Animal Assisted Therapy
Understanding the difference between Animal Assisted Activities and Animal Assisted Therapy:
Animal Assisted Therapy (AAT) is not the same as Animal Assisted Activities (AAA), where volunteers bring their animals to visit with individuals in need. While Animal Assisted Therapy (AAT) is a relatively new field, much research has been conducted that demonstrates the power that animals can have in the emotional and physical healing of people.
Animal Assisted Therapy has been demonstrated to be highly effective for Child Counseling, Child Psychotherapy, Teen Counseling, Teen Psychotherapy, and Couples Counseling & Marital Therapy, Family Therapy as well as Individual Counseling and Individual Psychotherapy. Research has demonstrated that Animal Assisted Therapy is also very effective for treating veterans, autism spectrum disorders, behavioral issues, depression, anxiety, attachment issues, and numerous other common concerns of our clients.
For some clients, all that is needed is to have an animal present in the room for them to feel calmer and more open. This can be true for adults, couples and families, as well as with children and seniors. In addition to their presence, animals can be integrated to develop specific interventions, aimed at meeting pre-determined therapeutic goals.

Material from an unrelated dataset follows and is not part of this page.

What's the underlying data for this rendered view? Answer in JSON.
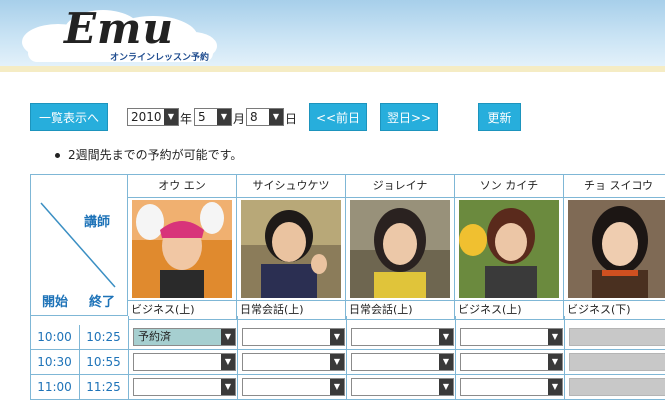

How might Animal Assisted Therapy be helpful in your or your child's sessions.
- The presence of animals lowers anxiety
- Animals teach gentleness, caring and responsibility
- Petting animals reduces stress
- An animal’s presence can lower blood pressure
- Children are more open and receptive when animals are present
- Rapport building can be facilitated with children and teenagers
- Self esteem can be enhanced through interaction with animals
- Children with autism develop more prosocial behaviors through the use of animals
- Animals can be used to enhance language and cognition
- Attachment related receptivity can be enhanced with the use of animals
- Healthy boundary development can be taught using animals
- Animals can help reduce loneliness
- The presence of animals can help to draw attention outward, thus mitigating: anxiety, anger, depression, and physical pains